By Sean O'Donnell - 11 February, 2018
Always remember the victim at the centre of this evil crime; the enslaved person who demands our action in combating trafficking - Cardinal Nichols
Law enforcement officers, Bishops, religious sisters and international organisations from across the world gathered in the Vatican for the fifth Santa Marta Group conference to update and share good practice in the fight against human trafficking and modern slavery.
This year’s conference focused on regional realities with tailored solutions to human trafficking in each continent. With input from every continent, each region discussed their experiences, both the successes and challenges they face, with growing collaboration identified as a priority in neighbouring countries where the challenges are similar.
Education and economic opportunity is the focus on the supply side from countries of origin and the need for a strong legal framework, accountability and active citizenship on the demand side in countries of destination. While there are significant similarities in approaches to combating human trafficking across regions, the need for local action was emphasised, recognising the significant levels of internal trafficking taking place.
The conference also featured contributions from international agencies, introducing the role of the private sector and the importance of transparency in supply chains. Practical ways to address difficult to track human trafficking, such as slavery within seafaring, were also discussed.
A challenge to the group was to increase their accountability through greater transparency with the media, both on work done and long term strategy. An example was shared from the UK, where Church and Law Enforcement partnered with a media outlet (the Evening Standard) to raise awareness of human trafficking, investigate cases of modern slavery and propose solutions through a round table chaired by Cardinal Vincent Nichols.
Cardinal Nichols, President of the Santa Marta Group, in his address to Pope Francis, drew attention to the need to always remember the victim at the centre of this evil crime; the enslaved person who demands our action in combating trafficking. Cardinal Nichols said,
“Our Santa Marta Group meeting has been a hard look at one of the dark faces of globalisation: the scourge of human trafficking and modern slavery. In contrast, Holy Father, we thank you for the many ways in which you make visible the truly human face of our world. Constantly in your actions and words, you remind us that the well-being of the human person must always be at the centre of every endeavour.”
(See below for Cardinal Nichols’ full address)
For more information on the Santa Marta Group go to www.santamartagroup.com
Address to Pope Francis
Santa Marta Conference, 9 February 2018
Holy Father, we thank you for this gift of a meeting and for the privilege of greeting you, so as to express our respect and regard for you in your ministry at the helm of the Catholic Church throughout the world.
Our Santa Marta Group meeting has been a hard look at one of the dark faces of globalisation: the scourge of human trafficking and modern slavery. In contrast, Holy Father, we thank you for the many ways in which you make visible the truly human face of our world.
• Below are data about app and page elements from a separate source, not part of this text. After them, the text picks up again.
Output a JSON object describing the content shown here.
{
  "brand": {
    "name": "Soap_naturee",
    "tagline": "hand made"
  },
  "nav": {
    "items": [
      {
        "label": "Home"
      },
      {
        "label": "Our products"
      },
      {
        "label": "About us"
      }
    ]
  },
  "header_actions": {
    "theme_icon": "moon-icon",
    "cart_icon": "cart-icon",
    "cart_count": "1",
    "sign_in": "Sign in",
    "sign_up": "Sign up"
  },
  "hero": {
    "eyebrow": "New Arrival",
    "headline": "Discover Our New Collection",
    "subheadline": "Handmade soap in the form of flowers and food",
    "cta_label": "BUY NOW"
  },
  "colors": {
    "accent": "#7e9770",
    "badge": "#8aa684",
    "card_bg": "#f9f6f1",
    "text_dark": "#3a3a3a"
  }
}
Constantly in your actions and words, you remind us that the well-being of the human person must always be at the centre of every endeavour. You constantly point to the face of our true humanity, a face reflecting the infinite goodness and compassion of God, made visible in Jesus.
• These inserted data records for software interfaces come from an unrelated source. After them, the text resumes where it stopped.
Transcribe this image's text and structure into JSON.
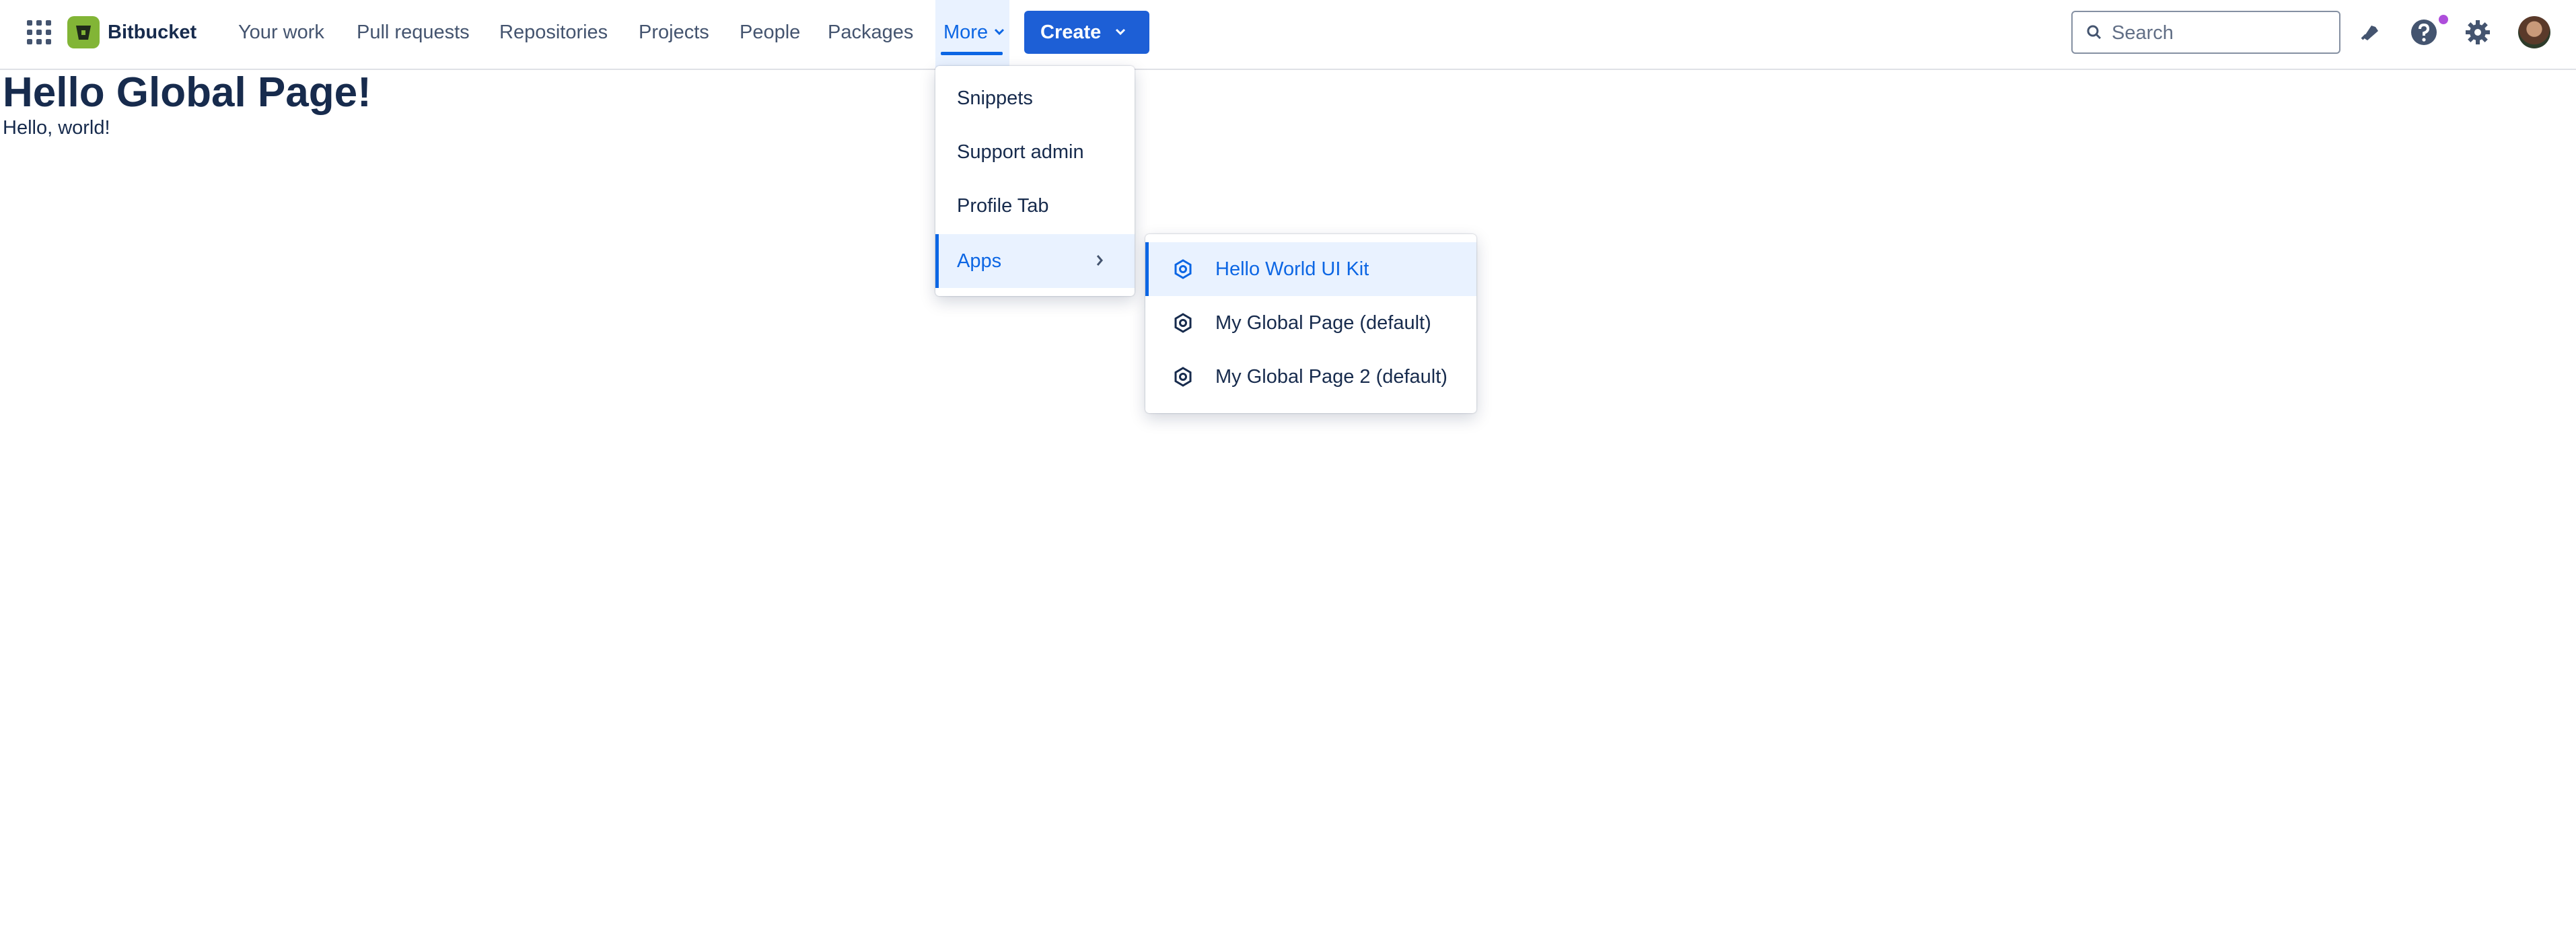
{
  "brand": {
    "name": "Bitbucket"
  },
  "nav": {
    "items": [
      {
        "label": "Your work"
      },
      {
        "label": "Pull requests"
      },
      {
        "label": "Repositories"
      },
      {
        "label": "Projects"
      },
      {
        "label": "People"
      },
      {
        "label": "Packages"
      }
    ],
    "more_label": "More",
    "create_label": "Create"
  },
  "search": {
    "placeholder": "Search"
  },
  "header_icons": [
    "notifications-icon",
    "help-icon",
    "settings-icon",
    "avatar"
  ],
  "page": {
    "heading": "Hello Global Page!",
    "text": "Hello, world!"
  },
  "more_menu": {
    "items": [
      {
        "label": "Snippets"
      },
      {
        "label": "Support admin"
      },
      {
        "label": "Profile Tab"
      },
      {
        "label": "Apps",
        "active": true,
        "has_submenu": true
      }
    ]
  },
  "apps_menu": {
    "items": [
      {
        "label": "Hello World UI Kit",
        "active": true
      },
      {
        "label": "My Global Page (default)"
      },
      {
        "label": "My Global Page 2 (default)"
      }
    ]
  },
  "colors": {
    "accent": "#0c66e4",
    "create_button": "#1d5fd6",
    "brand_logo": "#82b536",
    "selected_bg": "#e9f2ff",
    "text": "#172b4d",
    "notification_dot": "#ae4edb"
  }
}
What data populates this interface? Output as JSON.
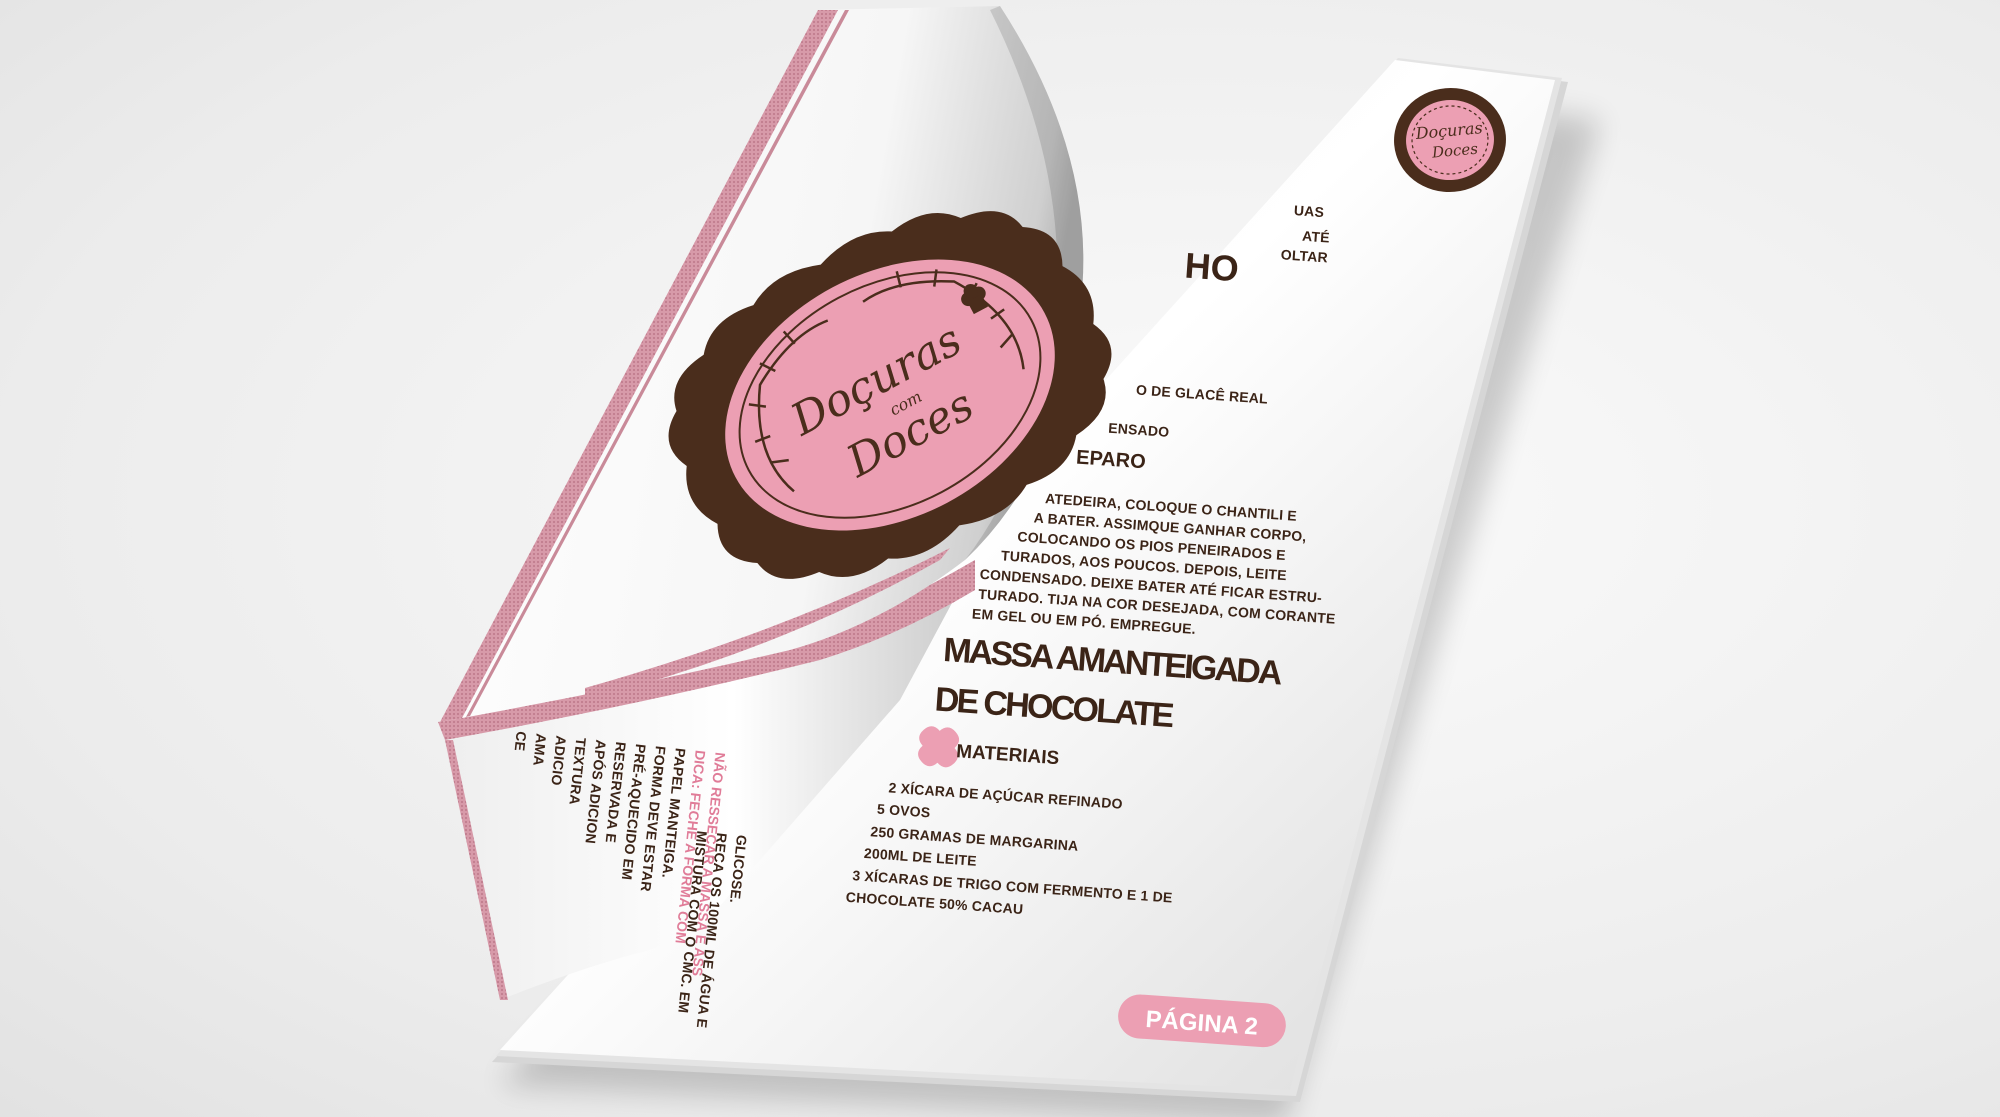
{
  "brand": {
    "logo_line1": "Doçuras",
    "logo_line2": "com",
    "logo_line3": "Doces"
  },
  "fragments": {
    "title_tail": "HO",
    "line_glace": "O DE GLACÊ REAL",
    "line_densado": "ENSADO",
    "preparo_tail": "EPARO",
    "top_right": [
      "UAS",
      "ATÉ",
      "OLTAR"
    ],
    "preparo_lines": [
      "ATEDEIRA, COLOQUE O CHANTILI E",
      "A BATER. ASSIMQUE GANHAR CORPO,",
      "COLOCANDO OS PIOS PENEIRADOS E",
      "TURADOS, AOS POUCOS. DEPOIS, LEITE",
      "CONDENSADO. DEIXE BATER ATÉ FICAR ESTRU-",
      "TURADO. TIJA NA COR DESEJADA, COM CORANTE",
      "EM GEL OU EM PÓ. EMPREGUE."
    ],
    "back_lines": [
      "CE",
      "AMA",
      "ADICIO",
      "TEXTURA",
      "APÓS ADICION",
      "RESERVADA E",
      "PRÉ-AQUECIDO EM",
      "FORMA DEVE ESTAR",
      "PAPEL MANTEIGA.",
      "MISTURA COM O CMC. EM",
      "REÇA OS 100ML DE ÁGUA E",
      "GLICOSE."
    ],
    "back_dica": [
      "DICA: FECHE A FORMA COM",
      "NÃO RESSECAR A MASSA E ASS"
    ]
  },
  "recipe": {
    "title_line1": "MASSA AMANTEIGADA",
    "title_line2": "DE CHOCOLATE",
    "section_label": "MATERIAIS",
    "ingredients": [
      "2 XÍCARA DE AÇÚCAR REFINADO",
      "5 OVOS",
      "250 GRAMAS DE MARGARINA",
      "200ML DE LEITE",
      "3 XÍCARAS DE TRIGO COM FERMENTO E 1 DE",
      "CHOCOLATE 50% CACAU"
    ]
  },
  "footer": {
    "page_label": "PÁGINA 2"
  },
  "colors": {
    "brown": "#4a2d1c",
    "pink": "#ec9fb3",
    "pink_light": "#f3b8c7",
    "stripe": "#c98a99"
  }
}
We thank you for your leadership and encouragement in the fight against human trafficking. In these last two days, this meeting of the Santa Marta Group, the fifth we have held, has heard of this work from every continent of the growing cooperation between law enforcement agencies and the resources of the Catholic Church. Achievements are considerable. The challenge is great. In all our efforts we try to keep before our eyes the faces of those who are enslaved, those who are rescued, those who are making the long road of recovery. It is they, our brothers and sisters, whom we wish to serve, as well as striving wholeheartedly to find, stop and prosecute the perpetrators of these evil and brutal crimes.
Holy Father, we are very conscious of so many who are involved in this world-wide campaign. Yesterday many of those people, present in Rome, gathered for the celebration of Holy Mass in the Basilica of St Peter, including many religious sisters, who are so often on the front-line of this work against modern slavery. We thanked God for their courage and we dedicated our work to the glory of God and to the service of the dignity which God gives to every person.
We have committed ourselves to deepen our cooperation, to promote truly local awareness and responsibility, to develop not only national partnerships, but also development them regionally in centres such as Argentina, Eastern Europe, Africa and Asia.
We ask you, Holy Father, to continue to call Governments to a truly humane response to the victims and survivors of human trafficking in the support and protection they provide; to urge financial and business institutions to do all they can to eliminate slavery and its profits from their transactions; and to encourage all people of good will to become more alert to the presence of slave-labour.
Holy Father, we thank you from the depth of our hearts for the ministry and leadership you give in our world today. We assure you of our wholehearted support and promise you our prayers and prayers for all victims of human trafficking. We ask you to bless our work, our families and each one of us today.
Cardinal Archbishop of Westminster
Source: Catholic Communications Network (CCN)